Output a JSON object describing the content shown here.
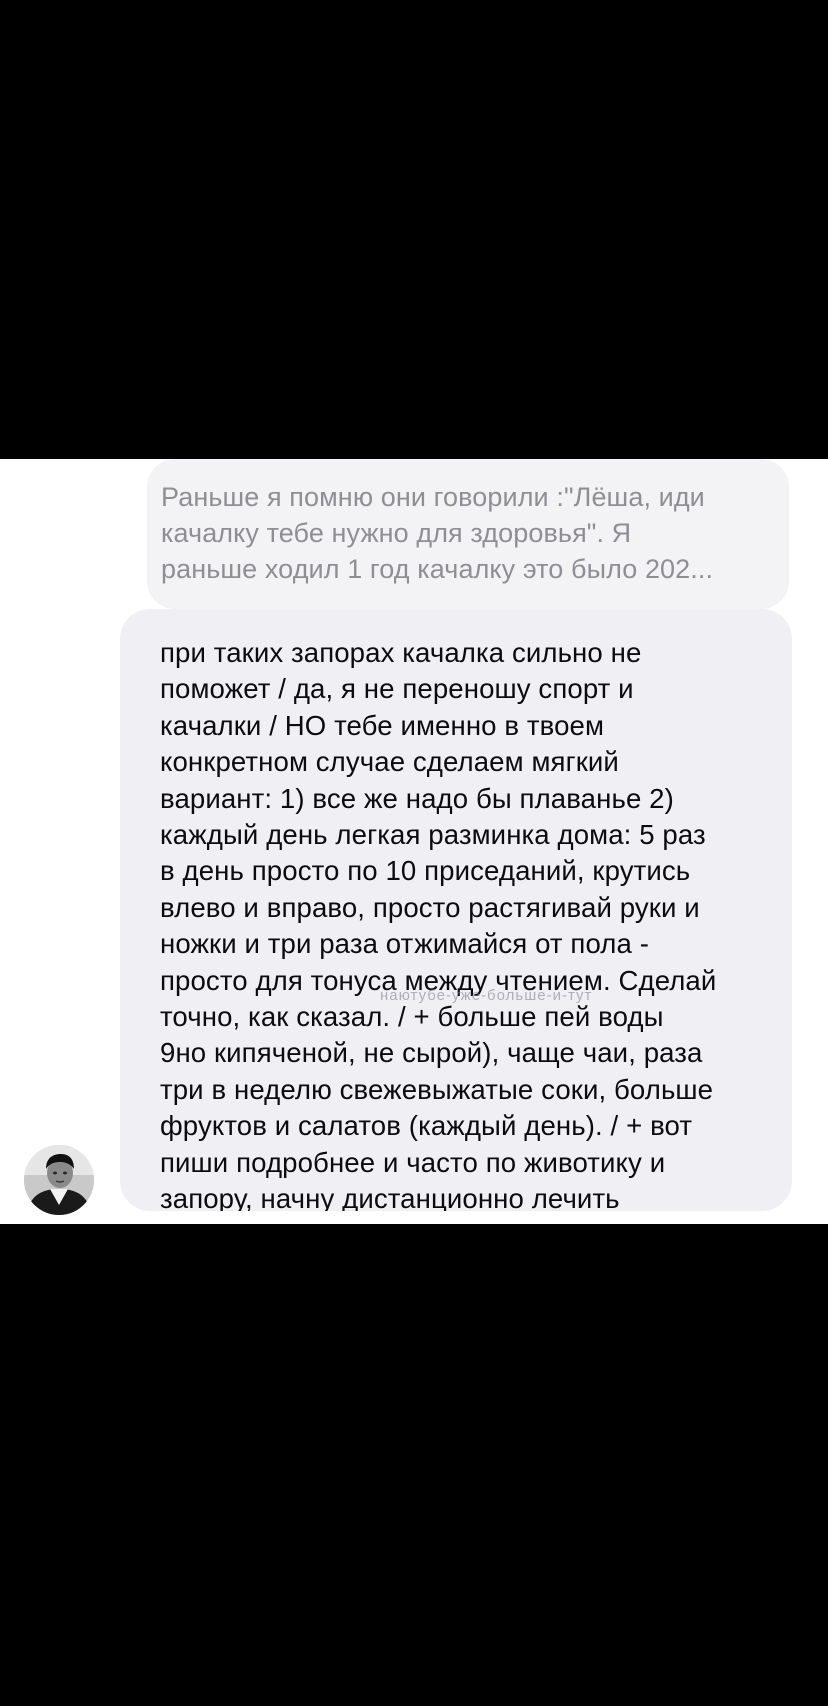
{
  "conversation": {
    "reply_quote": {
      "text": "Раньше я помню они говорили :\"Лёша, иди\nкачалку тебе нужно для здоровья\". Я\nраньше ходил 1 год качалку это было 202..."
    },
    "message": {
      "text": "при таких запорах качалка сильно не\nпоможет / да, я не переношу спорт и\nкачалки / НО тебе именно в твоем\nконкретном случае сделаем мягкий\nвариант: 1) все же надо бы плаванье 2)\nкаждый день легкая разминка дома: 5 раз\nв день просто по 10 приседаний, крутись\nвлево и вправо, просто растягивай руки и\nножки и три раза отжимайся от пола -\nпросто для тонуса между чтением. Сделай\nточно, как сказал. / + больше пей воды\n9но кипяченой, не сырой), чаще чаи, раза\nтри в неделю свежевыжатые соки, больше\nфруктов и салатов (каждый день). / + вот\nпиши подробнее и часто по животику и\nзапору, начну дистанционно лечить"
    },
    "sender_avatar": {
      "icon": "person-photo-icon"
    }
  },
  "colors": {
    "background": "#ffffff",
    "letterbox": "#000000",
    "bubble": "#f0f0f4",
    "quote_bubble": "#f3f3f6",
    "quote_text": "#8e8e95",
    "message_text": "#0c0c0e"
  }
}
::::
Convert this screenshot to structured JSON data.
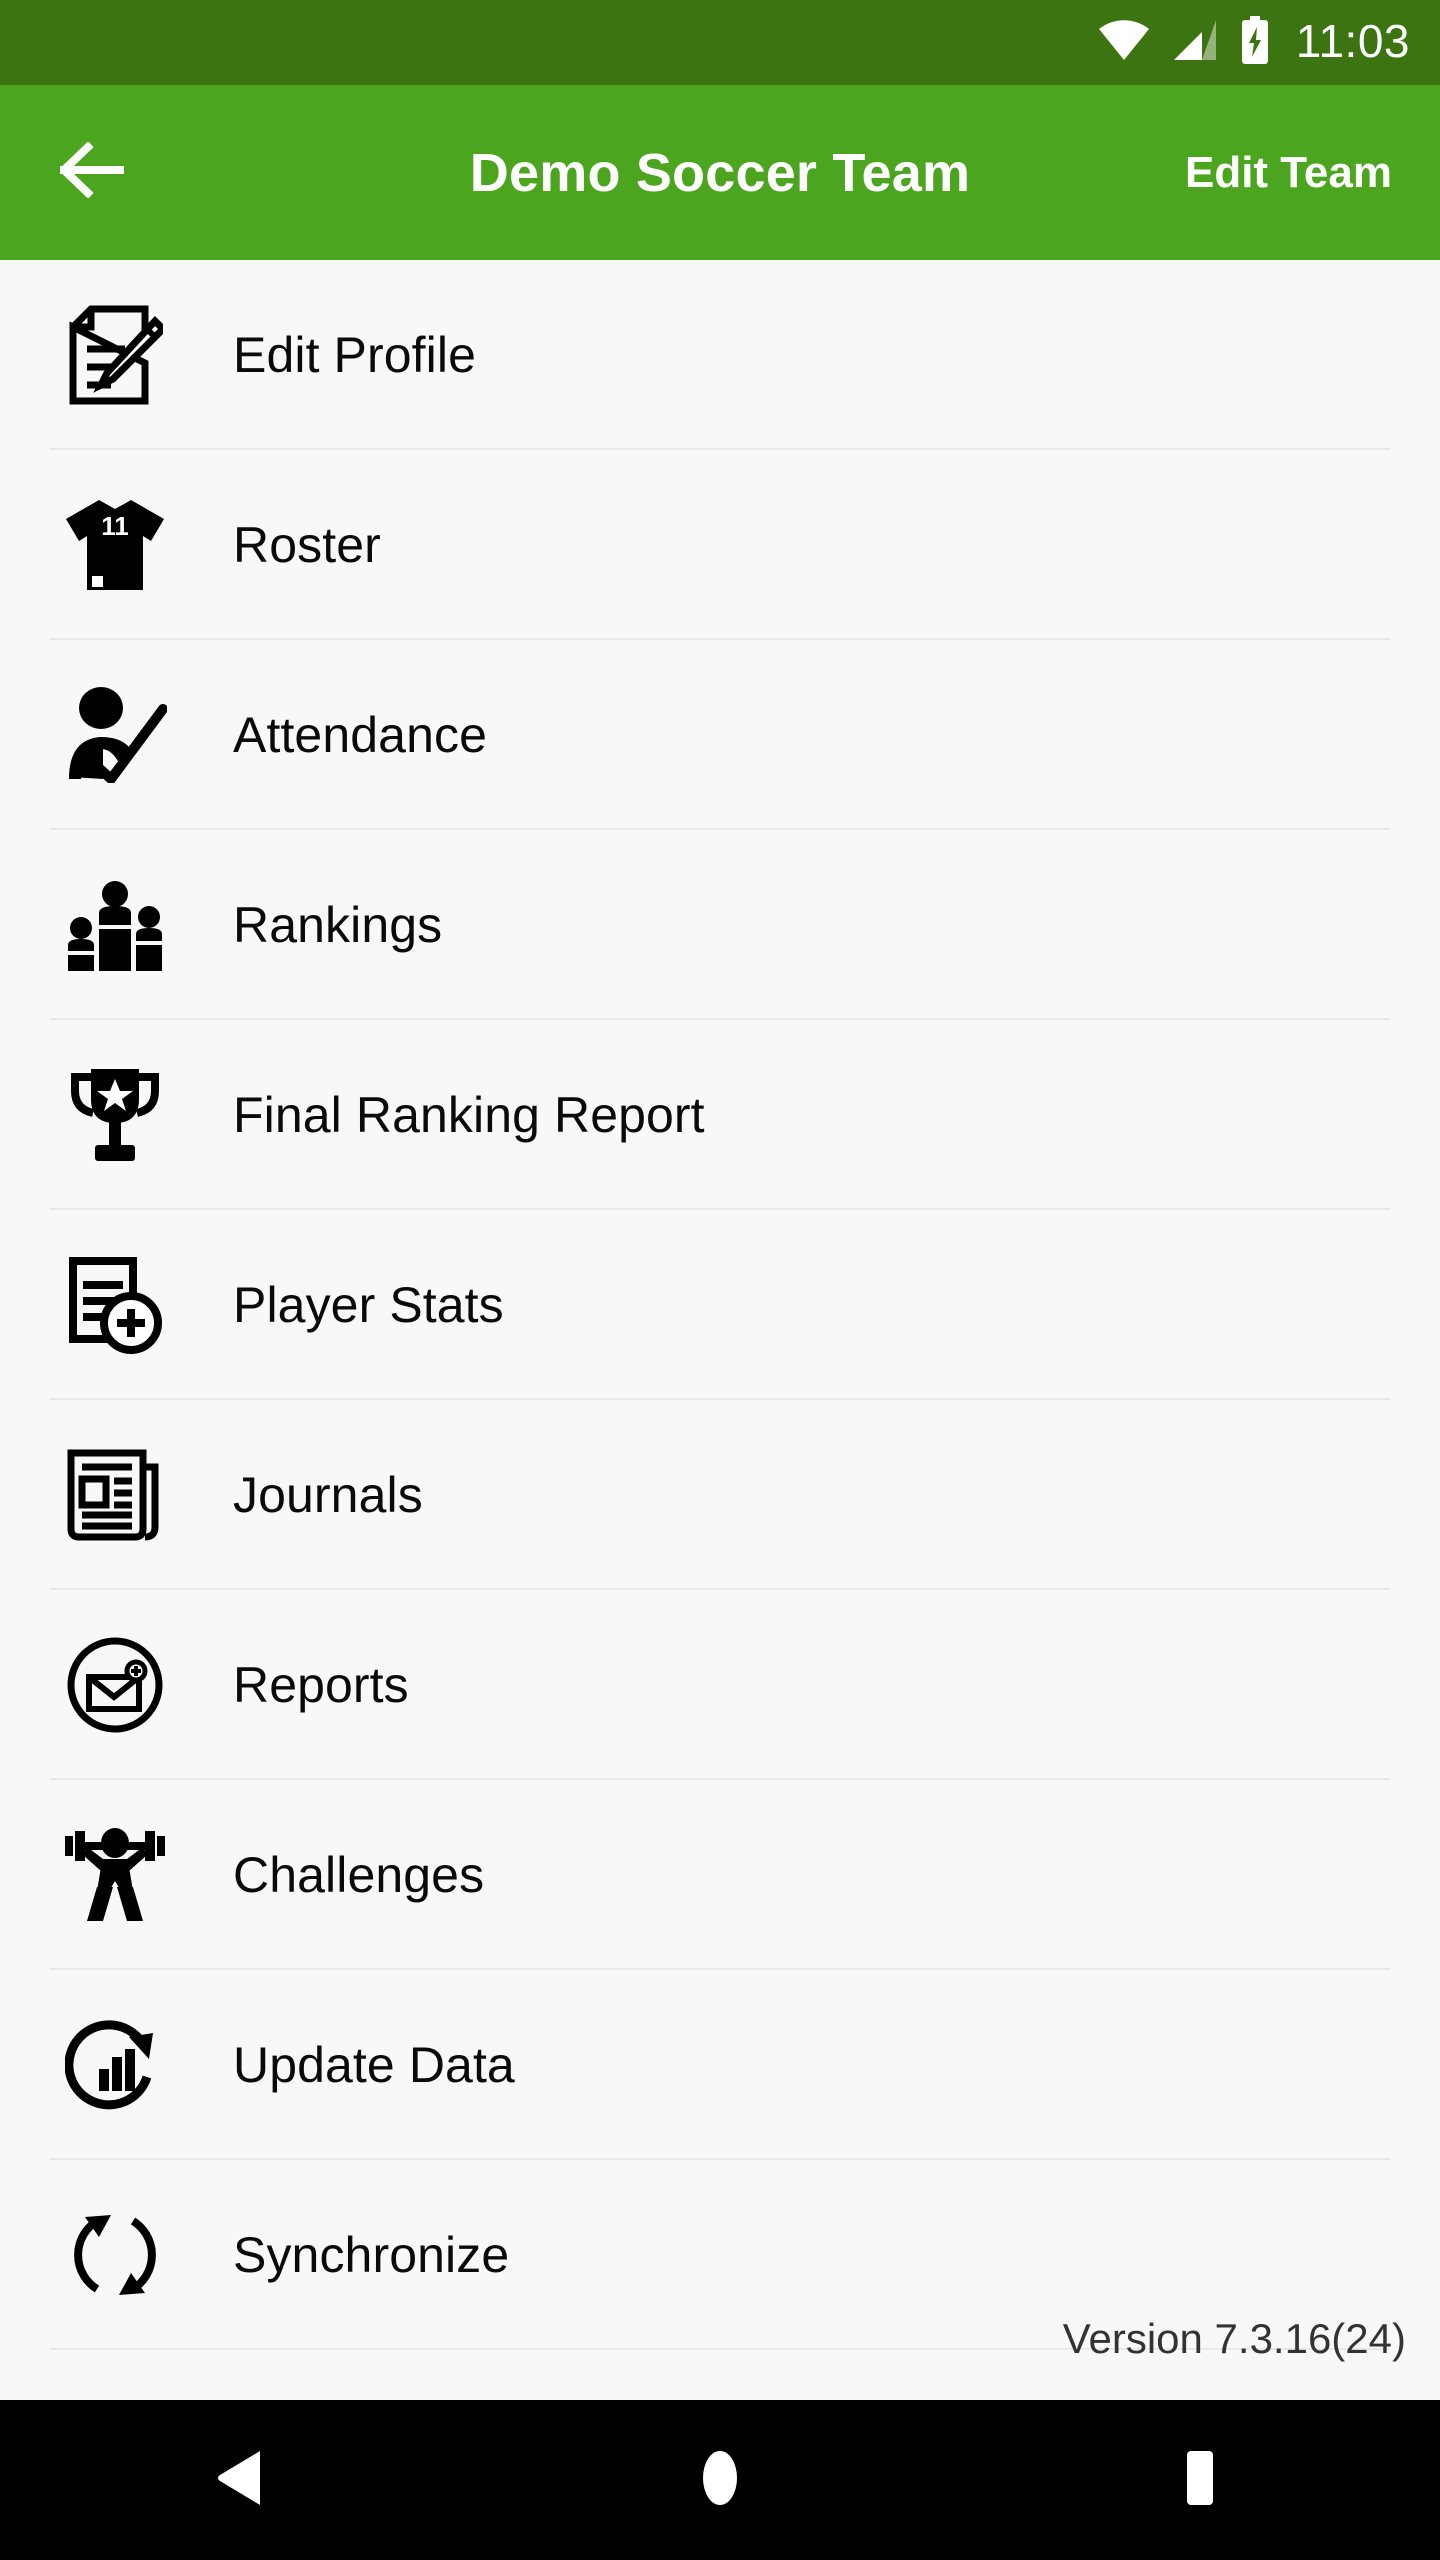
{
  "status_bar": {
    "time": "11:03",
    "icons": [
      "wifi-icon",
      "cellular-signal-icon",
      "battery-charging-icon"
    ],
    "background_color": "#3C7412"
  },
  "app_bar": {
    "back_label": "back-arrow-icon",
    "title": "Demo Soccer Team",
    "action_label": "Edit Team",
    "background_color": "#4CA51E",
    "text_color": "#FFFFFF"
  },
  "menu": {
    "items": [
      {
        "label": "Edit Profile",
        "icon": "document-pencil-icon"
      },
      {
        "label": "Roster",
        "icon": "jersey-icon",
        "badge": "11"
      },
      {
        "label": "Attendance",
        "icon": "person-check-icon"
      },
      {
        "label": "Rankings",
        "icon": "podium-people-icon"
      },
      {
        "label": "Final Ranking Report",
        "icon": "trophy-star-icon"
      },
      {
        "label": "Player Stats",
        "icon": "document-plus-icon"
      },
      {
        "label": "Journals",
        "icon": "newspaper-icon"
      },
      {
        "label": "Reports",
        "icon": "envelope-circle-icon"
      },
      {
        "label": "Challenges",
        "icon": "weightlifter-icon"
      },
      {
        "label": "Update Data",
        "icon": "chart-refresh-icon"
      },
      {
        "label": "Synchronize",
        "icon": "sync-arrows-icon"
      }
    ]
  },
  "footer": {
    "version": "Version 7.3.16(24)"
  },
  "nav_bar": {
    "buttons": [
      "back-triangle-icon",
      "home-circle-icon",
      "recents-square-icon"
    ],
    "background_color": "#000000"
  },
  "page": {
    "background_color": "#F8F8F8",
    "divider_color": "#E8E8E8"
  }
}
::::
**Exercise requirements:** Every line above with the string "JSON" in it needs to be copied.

**The completed task:**
Output a JSON object describing the content shown here.
Convert this screenshot to structured JSON data.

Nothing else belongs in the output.